The simulation center’s mock operating, exam, and labor and delivery rooms are fitted with one-way mirrors and a control room, which can’t be seen. Classmates watch a live stream as students or residents work with SPs, then the class comes together for a debriefing. “That peer-to-peer input actually does wonders to solidify learning,” notes Swiderski.
Being an SP is tough work
UAMS has trained 45 lay people to teach medical students how to perform various exams on their bodies, including gynecological and male genitourinary checks.
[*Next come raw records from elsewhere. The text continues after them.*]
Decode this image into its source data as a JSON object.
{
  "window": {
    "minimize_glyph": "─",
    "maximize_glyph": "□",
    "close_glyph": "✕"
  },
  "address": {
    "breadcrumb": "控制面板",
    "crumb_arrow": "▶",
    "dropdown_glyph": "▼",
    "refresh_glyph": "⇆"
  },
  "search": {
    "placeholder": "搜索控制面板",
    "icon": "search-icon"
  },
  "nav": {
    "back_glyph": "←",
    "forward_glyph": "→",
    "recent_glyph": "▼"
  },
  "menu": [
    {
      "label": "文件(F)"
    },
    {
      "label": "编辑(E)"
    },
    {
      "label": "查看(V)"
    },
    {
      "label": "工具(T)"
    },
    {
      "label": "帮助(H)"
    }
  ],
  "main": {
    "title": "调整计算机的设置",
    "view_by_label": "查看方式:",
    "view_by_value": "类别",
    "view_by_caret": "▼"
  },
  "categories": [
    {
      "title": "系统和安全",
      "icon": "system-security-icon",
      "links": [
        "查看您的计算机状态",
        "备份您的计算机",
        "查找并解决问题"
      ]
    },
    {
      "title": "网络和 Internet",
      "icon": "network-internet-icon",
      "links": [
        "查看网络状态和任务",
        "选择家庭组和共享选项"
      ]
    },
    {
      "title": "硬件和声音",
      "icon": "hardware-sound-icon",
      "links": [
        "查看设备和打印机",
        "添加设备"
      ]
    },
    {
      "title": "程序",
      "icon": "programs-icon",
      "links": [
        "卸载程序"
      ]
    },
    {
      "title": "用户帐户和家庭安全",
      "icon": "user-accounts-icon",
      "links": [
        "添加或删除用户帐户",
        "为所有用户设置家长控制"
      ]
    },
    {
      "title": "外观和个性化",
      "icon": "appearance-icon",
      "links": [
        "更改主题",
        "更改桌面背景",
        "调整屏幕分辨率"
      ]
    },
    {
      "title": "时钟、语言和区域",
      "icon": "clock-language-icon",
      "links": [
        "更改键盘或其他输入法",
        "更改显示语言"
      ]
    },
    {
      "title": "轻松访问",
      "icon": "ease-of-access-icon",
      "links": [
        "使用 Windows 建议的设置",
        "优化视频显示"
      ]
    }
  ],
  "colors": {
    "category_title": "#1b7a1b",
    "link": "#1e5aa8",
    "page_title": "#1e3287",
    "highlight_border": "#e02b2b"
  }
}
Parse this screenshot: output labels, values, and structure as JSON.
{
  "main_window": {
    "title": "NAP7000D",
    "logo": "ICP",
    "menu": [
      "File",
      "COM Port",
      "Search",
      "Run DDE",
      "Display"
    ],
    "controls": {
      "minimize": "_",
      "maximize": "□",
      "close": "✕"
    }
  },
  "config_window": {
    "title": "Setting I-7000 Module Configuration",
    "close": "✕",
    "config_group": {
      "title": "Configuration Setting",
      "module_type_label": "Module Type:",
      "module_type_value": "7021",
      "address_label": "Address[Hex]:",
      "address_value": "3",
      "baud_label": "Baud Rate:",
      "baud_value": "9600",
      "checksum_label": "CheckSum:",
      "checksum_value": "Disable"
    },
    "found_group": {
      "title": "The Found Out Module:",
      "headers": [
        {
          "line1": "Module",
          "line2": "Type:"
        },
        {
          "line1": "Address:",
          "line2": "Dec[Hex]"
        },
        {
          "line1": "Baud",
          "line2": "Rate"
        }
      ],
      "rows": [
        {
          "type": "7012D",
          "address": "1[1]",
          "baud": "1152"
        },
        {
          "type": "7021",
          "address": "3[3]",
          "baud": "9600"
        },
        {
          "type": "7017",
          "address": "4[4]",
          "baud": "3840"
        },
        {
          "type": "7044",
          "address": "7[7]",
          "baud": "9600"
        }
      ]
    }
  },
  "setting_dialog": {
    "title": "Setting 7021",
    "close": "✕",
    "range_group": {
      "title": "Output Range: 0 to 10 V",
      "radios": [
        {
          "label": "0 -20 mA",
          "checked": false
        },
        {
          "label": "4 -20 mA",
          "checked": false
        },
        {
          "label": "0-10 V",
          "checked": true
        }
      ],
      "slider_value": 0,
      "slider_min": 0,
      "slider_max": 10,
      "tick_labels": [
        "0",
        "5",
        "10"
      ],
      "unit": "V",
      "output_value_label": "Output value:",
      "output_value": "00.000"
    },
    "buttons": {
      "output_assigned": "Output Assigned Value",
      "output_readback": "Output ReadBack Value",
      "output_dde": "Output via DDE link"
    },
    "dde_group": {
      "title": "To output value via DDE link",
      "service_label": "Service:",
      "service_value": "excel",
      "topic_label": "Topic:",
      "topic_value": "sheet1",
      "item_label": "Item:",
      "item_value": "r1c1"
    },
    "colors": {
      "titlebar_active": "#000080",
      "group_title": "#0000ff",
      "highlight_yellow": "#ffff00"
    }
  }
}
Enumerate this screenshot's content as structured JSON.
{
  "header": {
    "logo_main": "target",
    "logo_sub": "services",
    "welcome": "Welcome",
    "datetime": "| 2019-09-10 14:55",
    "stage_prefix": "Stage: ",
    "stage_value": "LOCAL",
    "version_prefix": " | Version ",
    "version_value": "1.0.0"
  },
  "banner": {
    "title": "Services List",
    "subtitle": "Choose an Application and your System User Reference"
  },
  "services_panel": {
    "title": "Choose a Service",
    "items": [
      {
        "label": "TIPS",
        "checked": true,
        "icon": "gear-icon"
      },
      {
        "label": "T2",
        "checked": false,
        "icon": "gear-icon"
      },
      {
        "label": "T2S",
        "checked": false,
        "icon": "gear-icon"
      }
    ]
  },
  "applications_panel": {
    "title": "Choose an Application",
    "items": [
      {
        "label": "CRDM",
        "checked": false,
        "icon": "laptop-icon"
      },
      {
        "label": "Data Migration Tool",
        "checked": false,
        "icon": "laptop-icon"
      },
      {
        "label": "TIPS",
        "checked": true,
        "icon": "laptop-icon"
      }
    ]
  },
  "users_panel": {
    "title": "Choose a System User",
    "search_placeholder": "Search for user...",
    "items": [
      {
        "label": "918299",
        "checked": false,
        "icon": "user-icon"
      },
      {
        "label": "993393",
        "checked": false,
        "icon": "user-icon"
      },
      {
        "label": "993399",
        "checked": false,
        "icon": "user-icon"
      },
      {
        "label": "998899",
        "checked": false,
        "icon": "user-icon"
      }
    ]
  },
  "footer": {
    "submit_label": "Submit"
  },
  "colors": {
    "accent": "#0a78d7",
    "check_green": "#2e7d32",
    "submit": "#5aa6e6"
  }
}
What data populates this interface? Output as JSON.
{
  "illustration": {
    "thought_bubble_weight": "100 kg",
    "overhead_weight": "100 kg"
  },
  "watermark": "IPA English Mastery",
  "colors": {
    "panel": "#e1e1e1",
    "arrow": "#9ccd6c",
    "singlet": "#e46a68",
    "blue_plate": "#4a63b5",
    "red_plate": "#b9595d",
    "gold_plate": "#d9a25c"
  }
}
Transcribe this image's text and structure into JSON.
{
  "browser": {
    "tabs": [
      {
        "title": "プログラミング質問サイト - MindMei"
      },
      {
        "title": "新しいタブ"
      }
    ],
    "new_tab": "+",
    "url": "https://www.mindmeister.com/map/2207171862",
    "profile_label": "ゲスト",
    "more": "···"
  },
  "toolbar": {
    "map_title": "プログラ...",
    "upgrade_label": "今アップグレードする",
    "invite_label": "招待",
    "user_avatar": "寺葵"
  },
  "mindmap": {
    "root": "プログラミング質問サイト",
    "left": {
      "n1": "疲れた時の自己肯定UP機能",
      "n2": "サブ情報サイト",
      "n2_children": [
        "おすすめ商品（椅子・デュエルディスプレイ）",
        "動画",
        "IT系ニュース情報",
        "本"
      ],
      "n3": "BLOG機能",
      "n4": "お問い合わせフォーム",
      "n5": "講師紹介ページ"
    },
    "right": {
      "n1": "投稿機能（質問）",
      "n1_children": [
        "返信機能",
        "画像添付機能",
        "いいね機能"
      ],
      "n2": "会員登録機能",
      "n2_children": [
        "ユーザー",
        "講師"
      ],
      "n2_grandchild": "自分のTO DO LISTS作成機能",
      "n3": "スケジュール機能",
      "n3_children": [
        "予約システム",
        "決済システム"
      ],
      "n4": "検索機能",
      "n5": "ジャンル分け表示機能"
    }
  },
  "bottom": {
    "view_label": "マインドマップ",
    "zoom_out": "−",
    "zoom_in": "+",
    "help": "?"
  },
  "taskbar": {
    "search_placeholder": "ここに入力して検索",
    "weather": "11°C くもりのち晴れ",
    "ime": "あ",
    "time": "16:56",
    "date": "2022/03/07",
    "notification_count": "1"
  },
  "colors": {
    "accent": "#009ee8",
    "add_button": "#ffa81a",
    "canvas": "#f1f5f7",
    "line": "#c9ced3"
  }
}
These teaching associates undergo six months of training and earn more than the standard SP. UAMS pays standardized patients about $16 an hour, but those participating in rigorous cases—cases requiring them “to cry a lot and act like their husbands have died”—get paid time and a half, says Cantrell.
Scott Wilson, who heads the Carolinas SP program, explains that Carolinas’ SPs range in age from 18 to 80. “They come in all shapes and sizes,” he says, and include off-duty EMTs, nurses, actors between plays, and other professionals.
“Sometimes the nonverbal behaviors of the health care team that they are the least aware of will have the most effect on the patient,” says Mary Donovan, administrative director of Georgetown University School of Medicine’s SP program and a former SP herself.
Roughly 20 years ago at Johns Hopkins University School of Medicine, Donovan portrayed the sister of a dying accident victim. She and her “brother-in-law” had to decide whether to consent to donating the patient’s organs.
“That was tough work ... [and] a very emotional experience,” Donovan remembers. The players were offered psychological counseling.
“Sometimes the nonverbal behaviors of the health care team that they are the least aware of will have the most effect on the patient.”
Georgetown University School of Medicine
Georgetown employs more than 100 of the roughly 300 SPs who work among seven medical schools in the Baltimore–Washington, D.C., area, using 40 or 50 of them fairly regularly, says Donovan. In addition to other exercises, Georgetown medical students encounter four SPs portraying angry, crying, terse, and overly chatty patients—all within two hours.
Depending on case needs, SPs can put in anywhere from eight to hundreds of hours a year, according to Donovan. They must play a “specific and repeatable patient,” accurately recall the encounter, score clinical and communication skills on checklists for most events, and learn how to provide constructive interpersonal feedback, she explains. “If you haven’t done this work, it’s hard to appreciate what [SPs] are expected to do, reliably and consistently.”
ASPE recently published standards of best practice for those working with these human role players. Research has shown that SP training produces positive results for health professionals and patients. The Carolinas Simulation Center, for example, participated in a training initiative using SPs that aimed to reduce hospital readmissions for skilled nursing facility patients. EMS systems data showed that the facilities saw up to a 35% reduction in EMS transports after the training, notes Wilson.
“We’re protecting real patients, in a way, through the use of simulated patients,” says Howley. “We’re protecting our learners and better preparing our learners for their work.”